So yeah, it’s been a while. And that headline is super lame, but I’ve never been great at those. I do feel bad we’ve been leaving this blog to collect dust, but I do plan to try harder to update it on a more regular basis. Also, I’m thinking about adding vlogging to the mix, so if there are any readers out there and you’d like to suggest a topic, please feel free! And now, my review/trip down memory lane on the Christmas classic, “The Nutcracker.”
With about ten days left until December 25, it‘s very safe to say we are smack dab in the middle of the Christmas season. And with every holiday, we each have our own memories to accompany it. Mine? Seeing “The Nutcracker” with my dad seated only a few rows from the stage. Being so close I could hear the sound of their feet as they landed and I turned to my dad to whisper excitedly, “I can hear their feet thump!”
It’s a memory that has made The Nutcracker a personal Christmas favorite, the 1980s version we taped once when it was on TV taking place next to A Muppet Christmas Carol and the Rankin and Bass classics as a viewing tradition, though I think it’s because of this memory that I love it so much, not simply for the ballet itself. I’ll admit, however, that my family and I don’t watch it every year and it wasn’t until I found three different productions for my free viewing pleasure on Comcasts’s OnDemand that I rediscovered my love.
Ovation, a channel I have never heard of before but I believe focuses on dance, has an annual tradition of letting its viewers choose its favorite version of the ballet before airing the winning show on Christmas Eve. This year the three versions are the 2009 Ben Wright-directed production, which according to Wikipedia follows closely to the original ballet from 1859 and took a lot of its costuming and set decoration from the available notes of the original. It also broke “A Hard Nut’s” multi-year streak last year when it won as the viewer’s favorite. It’s the nod to the history that I think I enjoy most about this version. The dancing is gorgeous, especially by Miyako Yoshida as the Sugarplum Fairy, and I’m actually glad they took out Mother Ginger and the children. That was always an odd moment for me.

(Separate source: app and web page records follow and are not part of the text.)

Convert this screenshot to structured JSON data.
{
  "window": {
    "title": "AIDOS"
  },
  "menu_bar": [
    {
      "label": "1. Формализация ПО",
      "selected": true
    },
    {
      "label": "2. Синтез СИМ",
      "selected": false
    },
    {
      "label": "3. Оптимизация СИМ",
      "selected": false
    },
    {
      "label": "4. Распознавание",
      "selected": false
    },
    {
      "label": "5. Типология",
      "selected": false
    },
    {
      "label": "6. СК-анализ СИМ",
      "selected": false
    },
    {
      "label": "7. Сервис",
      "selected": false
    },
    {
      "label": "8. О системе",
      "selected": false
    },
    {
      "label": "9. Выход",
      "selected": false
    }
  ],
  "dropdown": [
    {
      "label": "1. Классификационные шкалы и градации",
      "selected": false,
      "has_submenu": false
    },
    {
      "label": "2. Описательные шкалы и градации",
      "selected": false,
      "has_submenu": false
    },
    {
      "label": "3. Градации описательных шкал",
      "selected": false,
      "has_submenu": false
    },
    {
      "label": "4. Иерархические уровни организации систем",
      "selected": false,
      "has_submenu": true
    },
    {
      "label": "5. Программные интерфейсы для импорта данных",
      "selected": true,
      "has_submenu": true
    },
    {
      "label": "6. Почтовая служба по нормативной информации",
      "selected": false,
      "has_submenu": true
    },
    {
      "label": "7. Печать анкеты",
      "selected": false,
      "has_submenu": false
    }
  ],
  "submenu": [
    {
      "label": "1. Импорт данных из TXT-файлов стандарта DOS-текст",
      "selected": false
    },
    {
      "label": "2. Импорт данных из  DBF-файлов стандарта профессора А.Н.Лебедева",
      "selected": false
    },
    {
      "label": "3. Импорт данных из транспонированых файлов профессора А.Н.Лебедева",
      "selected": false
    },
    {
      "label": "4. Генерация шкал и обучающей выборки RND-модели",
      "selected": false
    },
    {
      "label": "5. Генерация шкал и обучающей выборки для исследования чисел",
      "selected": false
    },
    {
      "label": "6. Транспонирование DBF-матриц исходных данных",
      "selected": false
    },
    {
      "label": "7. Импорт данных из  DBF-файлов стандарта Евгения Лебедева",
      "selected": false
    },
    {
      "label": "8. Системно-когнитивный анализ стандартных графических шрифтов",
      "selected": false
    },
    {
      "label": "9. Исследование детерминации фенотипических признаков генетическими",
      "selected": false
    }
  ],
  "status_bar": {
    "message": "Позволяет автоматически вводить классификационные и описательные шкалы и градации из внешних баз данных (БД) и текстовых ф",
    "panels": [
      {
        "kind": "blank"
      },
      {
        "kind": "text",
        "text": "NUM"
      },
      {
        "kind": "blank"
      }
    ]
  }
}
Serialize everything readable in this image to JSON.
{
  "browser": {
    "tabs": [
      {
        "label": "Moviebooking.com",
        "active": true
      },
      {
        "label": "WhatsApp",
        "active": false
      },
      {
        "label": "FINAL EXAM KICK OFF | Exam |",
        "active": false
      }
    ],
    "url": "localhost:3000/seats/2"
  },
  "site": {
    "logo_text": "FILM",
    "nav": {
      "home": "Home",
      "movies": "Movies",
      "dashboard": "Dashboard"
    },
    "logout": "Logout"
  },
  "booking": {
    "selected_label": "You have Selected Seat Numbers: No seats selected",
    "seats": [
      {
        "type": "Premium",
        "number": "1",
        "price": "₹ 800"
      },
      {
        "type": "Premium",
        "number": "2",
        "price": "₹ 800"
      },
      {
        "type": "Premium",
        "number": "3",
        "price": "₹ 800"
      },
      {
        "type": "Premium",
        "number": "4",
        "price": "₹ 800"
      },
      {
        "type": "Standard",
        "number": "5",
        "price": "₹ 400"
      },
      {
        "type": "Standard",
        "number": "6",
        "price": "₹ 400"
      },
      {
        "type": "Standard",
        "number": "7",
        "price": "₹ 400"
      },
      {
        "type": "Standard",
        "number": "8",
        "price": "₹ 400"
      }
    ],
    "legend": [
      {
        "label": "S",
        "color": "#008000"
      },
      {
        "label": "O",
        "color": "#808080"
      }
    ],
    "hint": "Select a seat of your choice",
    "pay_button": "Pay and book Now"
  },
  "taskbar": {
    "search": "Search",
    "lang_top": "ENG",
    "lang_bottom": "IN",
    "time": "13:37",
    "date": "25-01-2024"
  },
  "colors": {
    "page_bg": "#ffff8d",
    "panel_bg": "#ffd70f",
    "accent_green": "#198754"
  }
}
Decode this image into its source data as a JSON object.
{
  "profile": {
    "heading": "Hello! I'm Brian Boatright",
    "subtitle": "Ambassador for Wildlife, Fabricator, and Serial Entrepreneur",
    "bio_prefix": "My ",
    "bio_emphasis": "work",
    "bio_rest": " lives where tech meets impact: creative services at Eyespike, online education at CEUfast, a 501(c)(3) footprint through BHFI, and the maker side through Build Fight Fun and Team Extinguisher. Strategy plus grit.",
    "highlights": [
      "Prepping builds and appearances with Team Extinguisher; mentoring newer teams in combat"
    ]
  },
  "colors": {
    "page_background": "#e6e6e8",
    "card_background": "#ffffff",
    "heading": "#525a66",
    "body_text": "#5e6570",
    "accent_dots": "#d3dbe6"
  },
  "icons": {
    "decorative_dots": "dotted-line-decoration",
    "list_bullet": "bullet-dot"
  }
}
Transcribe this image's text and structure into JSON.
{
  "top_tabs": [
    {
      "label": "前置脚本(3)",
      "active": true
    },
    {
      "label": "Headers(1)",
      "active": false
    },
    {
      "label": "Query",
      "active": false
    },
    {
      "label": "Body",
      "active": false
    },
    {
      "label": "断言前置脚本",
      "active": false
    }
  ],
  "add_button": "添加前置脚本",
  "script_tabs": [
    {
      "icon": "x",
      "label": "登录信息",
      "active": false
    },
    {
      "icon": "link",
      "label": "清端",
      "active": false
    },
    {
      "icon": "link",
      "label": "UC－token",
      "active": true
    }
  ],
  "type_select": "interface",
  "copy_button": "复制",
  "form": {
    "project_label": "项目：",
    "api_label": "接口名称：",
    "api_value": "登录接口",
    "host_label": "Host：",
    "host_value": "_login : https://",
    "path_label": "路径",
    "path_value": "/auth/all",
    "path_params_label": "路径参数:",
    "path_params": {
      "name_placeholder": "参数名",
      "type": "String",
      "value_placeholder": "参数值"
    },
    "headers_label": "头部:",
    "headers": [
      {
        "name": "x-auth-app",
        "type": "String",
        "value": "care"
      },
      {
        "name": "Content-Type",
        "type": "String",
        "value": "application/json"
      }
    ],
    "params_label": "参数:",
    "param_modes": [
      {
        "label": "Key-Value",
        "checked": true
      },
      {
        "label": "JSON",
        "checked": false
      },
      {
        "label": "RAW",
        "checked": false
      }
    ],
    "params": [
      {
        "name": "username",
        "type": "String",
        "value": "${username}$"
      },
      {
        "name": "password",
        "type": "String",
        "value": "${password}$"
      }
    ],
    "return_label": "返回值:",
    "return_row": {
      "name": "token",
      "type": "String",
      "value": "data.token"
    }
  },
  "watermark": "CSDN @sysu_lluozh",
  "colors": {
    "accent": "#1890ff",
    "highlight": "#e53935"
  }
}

The second version is Matthew Bourne’s “Nutcracker!” an alternate version of the story. Bourne is probably most famously known for his reinventions of classic ballets, specifically “Swan Lake,” and his decision to make the swans male. His version of The Nutcracker takes Clara’s journey to a new level of self-discovery as rather than a magical tour through a candy-filled land, the heroine spends most of the ballet trying to get to the Nutcracker Prince, who has fallen for the sensual Princess Sugar. The entire second act takes place in Sweetieland, where different confectionary treats go for the wedding of the prince and princess, is an allegory for sexual awakening, one that Clara enters not by doing the deed, but by sneaking in therefore leaving her innocence intact, but altered. This production is breath of fresh air into what could be considered a stale story in a selective crowd-pleasing dance genre. The choreography, especially at the start where instead of a Christmas party at a rich family’s home is at a black and white orphanage where Clara and the man who plays the Nutcracker are orphans celebrating Christmas under the mean and watchful eye of the proprietors. The choreography in this opening section is fresh yet classic and the dancers immerse themselves in their roles as children.
The third is a 1999 version from the Berlin State Ballet that starts with Clara as a little girl whose mother is kidnapped and she goes to live with rich and supposedly cruel relatives. They treat her well, except for the bratty daughter and son (which was reminiscent to me of the daughter and son in Bourne’s version) but they aren’t overtly mean. The Nutcracker given to Clara by the magician, who is not the uncle in this version (I think) reminds her of her traumatic childhood. This new addition to the storyline adds a new dance where, upon entering the dreamland, Clara finds her mother who dances with the magician. I was confused as to Clara’s relationship with him because she seemed instantly drawn to him at the Christmas party though I couldn’t figure out if it was supposed to be because he was so mysterious or if there was some romantic attachment. That was sort of cleared up when Clara seemingly brought him together with her mother, but the entire added storyline confused me. The dancing was superb and I couldn’t help but notice that the entire troupe had extremely long legs and the choreography highlighted it with large leaps, sweeping leg moves and a lot of standing on their toes for the ballerinas (I apologize for my lack of jargon knowledge). What I found an interesting change was that the dances of the Sugar Plum Fairy and the Cavalier, as well as their pas de deux, was given to Clara and the Nutcracker. The dancers did it brilliantly, however, so the change wasn’t that jarring.
If you’d like to check out more videos or even vote (the contest is open until the 18th) you can go here to Ovation’s website.
To be honest it doesn’t matter which version I watch or which one you end up watching, for me it is the memory of sitting in that darkened theater next to my father, in awe of every graceful movement and completely in love with dance.